Halfway through the 2006 season, with the Riders 4-5, the board of directors fired Shivers, then quickly hired Tillman.
Tillman won Grey Cups as general manager of the Lions in 1994 and Toronto Argonauts in 1997, and in his first full season in charge of the Riders guided them to Saskatchewan's first Grey Cup in 18 years.
"I didn't see the game," Shivers insisted. "I think I was out of the country when the Grey Cup was on. I'm happy they won the Grey Cup. I wish I'd have been there, but I've moved on. I knew there were some forces that were behind the scenes [in Regina] working stuff.
"I wasn't beaten up because I wasn't going to take any beatings. When I left, I was as defiant as when I came. Unbowed.
"The only thing that was hard for me to accept was I knew we were right on the cusp of being a good football team.

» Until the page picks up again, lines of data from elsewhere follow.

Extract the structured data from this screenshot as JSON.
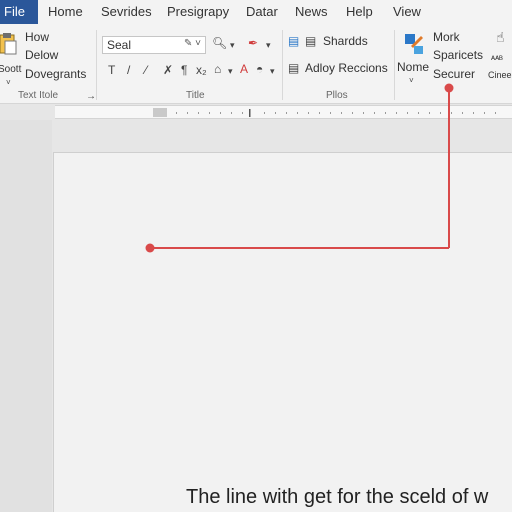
{
  "tabs": [
    {
      "label": "File"
    },
    {
      "label": "Home"
    },
    {
      "label": "Sevrides"
    },
    {
      "label": "Presigrapy"
    },
    {
      "label": "Datar"
    },
    {
      "label": "News"
    },
    {
      "label": "Help"
    },
    {
      "label": "View"
    }
  ],
  "clipboard": {
    "paste_label": "Soott",
    "items": [
      "How",
      "Delow",
      "Dovegrants"
    ],
    "group_label": "Text Itole"
  },
  "font": {
    "name": "Seal",
    "group_label": "Title"
  },
  "styles": {
    "items": [
      "Shardds",
      "Adloy Reccions"
    ],
    "group_label": "Pllos"
  },
  "editing": {
    "none_label": "Nome",
    "items": [
      "Mork",
      "Sparicets",
      "Securer"
    ],
    "right_small_1": "ᴬᴬᴮ",
    "right_small_2": "Cinee"
  },
  "document": {
    "text": "The line with get for the sceld of w"
  },
  "colors": {
    "file_tab": "#2b579a",
    "callout_line": "#d94a4a"
  }
}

They just had to get over that last hurdle and that's what they did."
Asked if he thought Tillman among the forces who worked for his dismissal, Shivers said: "Probably. He's good at that from what I understand. I really don't care. That's in the past."
Shivers thought his career was in the past, too.
For the first time in 35 years, he was out of football during the 2007 season. He said he spent it travelling with Carole, playing with his grandchildren and walking his dog.
And he was content to keep doing that until Buono phoned in December and asked if Shivers would take the Lions' personnel job vacated by Bob O'Billovich, who became the Hamilton Tiger-Cats' general manager.
Shivers had one condition: that he be allowed to work from home in Henderson, Nev., as he did when he fulfilled the same role for Buono and the Calgary Stampeders in the 1990s.
"My wife told me if I ever leave again, that's it," Shivers said. He and Carole have been married for 42 years. For what it's worth, she's white.
Buono recalled Thursday that when he got his start in management, as the personnel director for the Stampeders in 1988, Shivers, then doing the same job for the Lions, told Buono to call him if he needed any help.
"You don't forget those things," Buono said.
Their friendship seems to bridge disparate identities. Buono is the son of white, Italian immigrants to Canada, a Catholic whose political views might lean towards conservatism. Shivers is the black activist born in the Deep South, the liberal who believes in God but has a lot of questions about Him and those who claim to act in His name.
"You know, Roy and I are not that different," Buono said. "Grew up the hard way. Loyal to family, loyal to friends. We're principled. We have conviction, compassion. At the end of the day, what values he has, I have. He's just a little more outspoken than I am."firstname.lastname@example.org
Is he tryingto upset the riders chemistry? We know he will be out there kibitsing with his former players.